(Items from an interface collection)
• • • • • • •
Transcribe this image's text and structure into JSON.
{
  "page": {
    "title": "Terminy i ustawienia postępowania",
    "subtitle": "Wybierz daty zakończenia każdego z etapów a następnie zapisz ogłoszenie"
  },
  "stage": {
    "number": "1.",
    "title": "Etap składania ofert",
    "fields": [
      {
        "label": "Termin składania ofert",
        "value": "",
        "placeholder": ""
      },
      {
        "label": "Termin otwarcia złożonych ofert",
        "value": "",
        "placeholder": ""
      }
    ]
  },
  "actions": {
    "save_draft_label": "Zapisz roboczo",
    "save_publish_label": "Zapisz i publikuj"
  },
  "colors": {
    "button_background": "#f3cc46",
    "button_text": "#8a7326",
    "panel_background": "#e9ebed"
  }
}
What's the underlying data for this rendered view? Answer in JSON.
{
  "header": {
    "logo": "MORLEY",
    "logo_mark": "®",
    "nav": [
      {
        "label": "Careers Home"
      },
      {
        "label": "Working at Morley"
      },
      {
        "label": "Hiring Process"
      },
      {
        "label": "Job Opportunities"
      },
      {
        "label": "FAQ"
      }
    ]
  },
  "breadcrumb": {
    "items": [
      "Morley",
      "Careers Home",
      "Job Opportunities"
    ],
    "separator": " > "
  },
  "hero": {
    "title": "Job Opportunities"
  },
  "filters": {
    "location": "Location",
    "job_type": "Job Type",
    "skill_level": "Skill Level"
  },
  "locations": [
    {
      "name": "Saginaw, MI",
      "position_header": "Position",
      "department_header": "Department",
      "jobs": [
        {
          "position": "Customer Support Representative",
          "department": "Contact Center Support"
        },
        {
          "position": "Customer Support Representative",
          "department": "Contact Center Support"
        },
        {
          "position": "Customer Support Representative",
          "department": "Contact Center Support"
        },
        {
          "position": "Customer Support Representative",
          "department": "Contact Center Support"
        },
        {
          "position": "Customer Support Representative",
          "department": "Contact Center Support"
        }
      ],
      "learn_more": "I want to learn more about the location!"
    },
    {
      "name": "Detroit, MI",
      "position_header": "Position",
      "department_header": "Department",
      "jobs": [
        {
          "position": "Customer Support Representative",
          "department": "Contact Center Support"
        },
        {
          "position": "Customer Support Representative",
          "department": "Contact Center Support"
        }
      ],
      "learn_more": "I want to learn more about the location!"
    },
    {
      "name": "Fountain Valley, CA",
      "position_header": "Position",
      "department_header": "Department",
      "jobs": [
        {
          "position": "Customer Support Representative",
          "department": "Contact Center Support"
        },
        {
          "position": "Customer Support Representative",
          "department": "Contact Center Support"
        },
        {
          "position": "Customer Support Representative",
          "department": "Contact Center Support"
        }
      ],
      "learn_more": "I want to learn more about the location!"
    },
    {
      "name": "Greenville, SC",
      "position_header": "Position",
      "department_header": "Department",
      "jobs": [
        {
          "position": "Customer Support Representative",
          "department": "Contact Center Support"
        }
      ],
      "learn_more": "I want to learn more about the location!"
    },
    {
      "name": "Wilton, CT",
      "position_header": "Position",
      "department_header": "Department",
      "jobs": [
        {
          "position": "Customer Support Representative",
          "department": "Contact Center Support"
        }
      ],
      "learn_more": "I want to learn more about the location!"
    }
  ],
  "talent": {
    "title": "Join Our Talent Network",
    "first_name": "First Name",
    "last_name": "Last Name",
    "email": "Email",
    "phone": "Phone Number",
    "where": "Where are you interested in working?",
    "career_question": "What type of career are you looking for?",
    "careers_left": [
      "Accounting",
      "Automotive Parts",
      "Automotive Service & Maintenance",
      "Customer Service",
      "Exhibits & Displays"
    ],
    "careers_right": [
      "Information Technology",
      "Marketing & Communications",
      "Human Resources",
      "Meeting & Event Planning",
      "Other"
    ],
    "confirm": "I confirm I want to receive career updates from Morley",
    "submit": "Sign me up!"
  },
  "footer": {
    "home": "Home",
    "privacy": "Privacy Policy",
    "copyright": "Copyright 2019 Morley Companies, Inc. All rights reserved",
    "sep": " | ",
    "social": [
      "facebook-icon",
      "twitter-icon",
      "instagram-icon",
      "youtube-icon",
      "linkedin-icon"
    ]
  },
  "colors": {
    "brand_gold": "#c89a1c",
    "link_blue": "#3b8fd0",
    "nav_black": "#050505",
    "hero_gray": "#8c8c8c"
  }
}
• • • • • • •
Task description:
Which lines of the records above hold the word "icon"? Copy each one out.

Expected answer:
      "facebook-icon",
      "twitter-icon",
      "instagram-icon",
      "youtube-icon",
      "linkedin-icon"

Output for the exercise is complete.